By Karen DeWitt : NYS Public Radio/WXXI
Anti-fracking advocates rallied in Albany Monday to try to convince Governor Andrew Cuomo to ban the natural gas drilling process in New York. Meanwhile, a State Senator says he believes any final decision will be once again delayed.
Thursday, November 10, 2011
Elected officials at every level in the state are pushing for better protections and opportunities for military veterans--recent and those who served awhile ago.
Governor Andrew Cuomo is launching a program to help returning veterans find worker easier.
Military veterans are highly trained, often in specialized skills that are in great demand in the public and private sectors. However, veterans' training is often unacknowledged when they pursue licenses, degrees, and certifications in the civilian workforce. Through the Governor's "Experience Counts" campaign, state agencies will now identify ways that New York can better recognize the skills and training that veterans possess.
"As our veterans return home to New York, we must do everything within our power to ease their transition back into civilian life," Governor Cuomo said. "That is precisely what the 'Experience Counts' campaign and the newly revitalized Council on Returning Veterans and Their Families have been set up to accomplish. With this campaign, we can give veterans the credit they deserve for their military training and ensure that the state government works efficiently and effectively on their behalf."
Attorney General Eric Schneiderman released a "guide to provide veterans and active duty military personnel information related to benefits, consumer protections and other legal issues."
“To honor the brave men and women who selflessly serve our country, we must do everything we can to ensure military families are protected here at home,” said Attorney General Schneiderman. “From foreclosure protection to educational benefits to employment issues, veterans and active duty military personnel deserve to know the rights and benefits to which they are entitled. My office will continue to fight for those who have fought for us.”
State Senator Tony Avella is introducing legislation to help veterans get preferential housing treatment.
Under the current law veterans who served in the Vietnam War are afforded specific eligibility into public housing projects at income levels slightly higher than the income levels set for the general public. Avella’s bill will extend those provisions to encompass veterans who have served or are serving in the armed forces from September 14, 2001 through December 31, 2014--reflecting the period from the Joint Resolution authorizing the use of force against those responsible for the September 11th terrorist attacks.
“Today, just as we did in the Vietnam War Era, we are seeing more and more of our soldiers returning home having served our country through lengthy deployments in hostile theatres with nowhere to live,” stated Avella. “Making sure that each one of these heroes is ensured preference when applying for public housing is the least we can do to prevent them from finding themselves in difficult situations. We should feel obliged to look out for those who selflessly risked everything to ensure our safety.”

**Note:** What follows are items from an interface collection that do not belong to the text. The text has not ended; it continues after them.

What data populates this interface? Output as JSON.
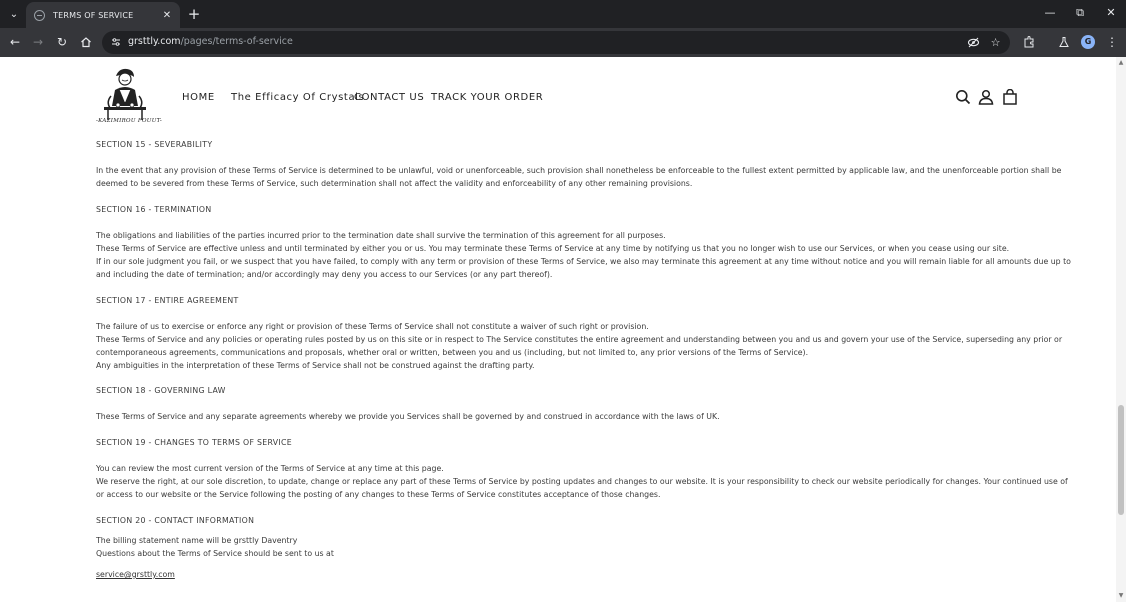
{
  "browser": {
    "tab_title": "TERMS OF SERVICE",
    "url_host": "grsttly.com",
    "url_path": "/pages/terms-of-service",
    "profile_initial": "G"
  },
  "site": {
    "logo_text": "-KAZIMIROU FOUUT-",
    "nav": [
      "HOME",
      "The Efficacy Of Crystals",
      "CONTACT US",
      "TRACK YOUR ORDER"
    ]
  },
  "content": {
    "s15_title": "SECTION 15 - SEVERABILITY",
    "s15_p1": "In the event that any provision of these Terms of Service is determined to be unlawful, void or unenforceable, such provision shall nonetheless be enforceable to the fullest extent permitted by applicable law, and the unenforceable portion shall be",
    "s15_p2": "deemed to be severed from these Terms of Service, such determination shall not affect the validity and enforceability of any other remaining provisions.",
    "s16_title": "SECTION 16 - TERMINATION",
    "s16_p1": "The obligations and liabilities of the parties incurred prior to the termination date shall survive the termination of this agreement for all purposes.",
    "s16_p2": "These Terms of Service are effective unless and until terminated by either you or us. You may terminate these Terms of Service at any time by notifying us that you no longer wish to use our Services, or when you cease using our site.",
    "s16_p3": "If in our sole judgment you fail, or we suspect that you have failed, to comply with any term or provision of these Terms of Service, we also may terminate this agreement at any time without notice and you will remain liable for all amounts due up to",
    "s16_p4": "and including the date of termination; and/or accordingly may deny you access to our Services (or any part thereof).",
    "s17_title": "SECTION 17 - ENTIRE AGREEMENT",
    "s17_p1": "The failure of us to exercise or enforce any right or provision of these Terms of Service shall not constitute a waiver of such right or provision.",
    "s17_p2": "These Terms of Service and any policies or operating rules posted by us on this site or in respect to The Service constitutes the entire agreement and understanding between you and us and govern your use of the Service, superseding any prior or",
    "s17_p3": "contemporaneous agreements, communications and proposals, whether oral or written, between you and us (including, but not limited to, any prior versions of the Terms of Service).",
    "s17_p4": "Any ambiguities in the interpretation of these Terms of Service shall not be construed against the drafting party.",
    "s18_title": "SECTION 18 - GOVERNING LAW",
    "s18_p1": "These Terms of Service and any separate agreements whereby we provide you Services shall be governed by and construed in accordance with the laws of UK.",
    "s19_title": "SECTION 19 - CHANGES TO TERMS OF SERVICE",
    "s19_p1": "You can review the most current version of the Terms of Service at any time at this page.",
    "s19_p2": "We reserve the right, at our sole discretion, to update, change or replace any part of these Terms of Service by posting updates and changes to our website. It is your responsibility to check our website periodically for changes. Your continued use of",
    "s19_p3": "or access to our website or the Service following the posting of any changes to these Terms of Service constitutes acceptance of those changes.",
    "s20_title": "SECTION 20 - CONTACT INFORMATION",
    "s20_p1": "The billing statement name will be grsttly Daventry",
    "s20_p2": "Questions about the Terms of Service should be sent to us at",
    "email": "service@grsttly.com"
  }
}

City Councilwoman Jessica Lappin is putting forth a resolution caling on the Congress to do more victims of sexual assault inside the military.
Thousands of women in uniform have been victims of sexual assault and harassment during their military service. But women suffering from this condition, known as military sexual trauma (MST), face serious barriers to receiving medical benefits. Council Member Lappin, Co-Chair of the Women’s Caucus, is calling on Congress to pass a federal law that would make treatment more accessible to these victims.
“Thousands of veterans are carrying invisible battle scars,” Lappin said. “We need to provide them with the help they need, so they can begin the healing process.”
Friday, February 04, 2011
By Azi Paybarah
State Senator Tony Avella, a freshman Democrat from northeast Queens, was an outspoken defender of term limits when he was in the City Council.
He wants state lawmakers to serve for 4-year terms, and in total, to only serve fro 16 years. Staying longer makes elected officials "stagnant, arrogant and reluctant to adopt new ideas."
Which should gin up lots of support colleagues. Also, announcing the legislation on a Friday afternoon says something about how much political capital he's putting behind the effort.
Thursday, August 27, 2009
The two Democratic mayoral candidates vying to prevent Mayor Bloomberg from winning a third term squared off in their first debate last night.
City Councilman Tony Avella took City Comptroller Bill Thompson to task for taking campaign cash from developers and money managers who also do business with the city's ...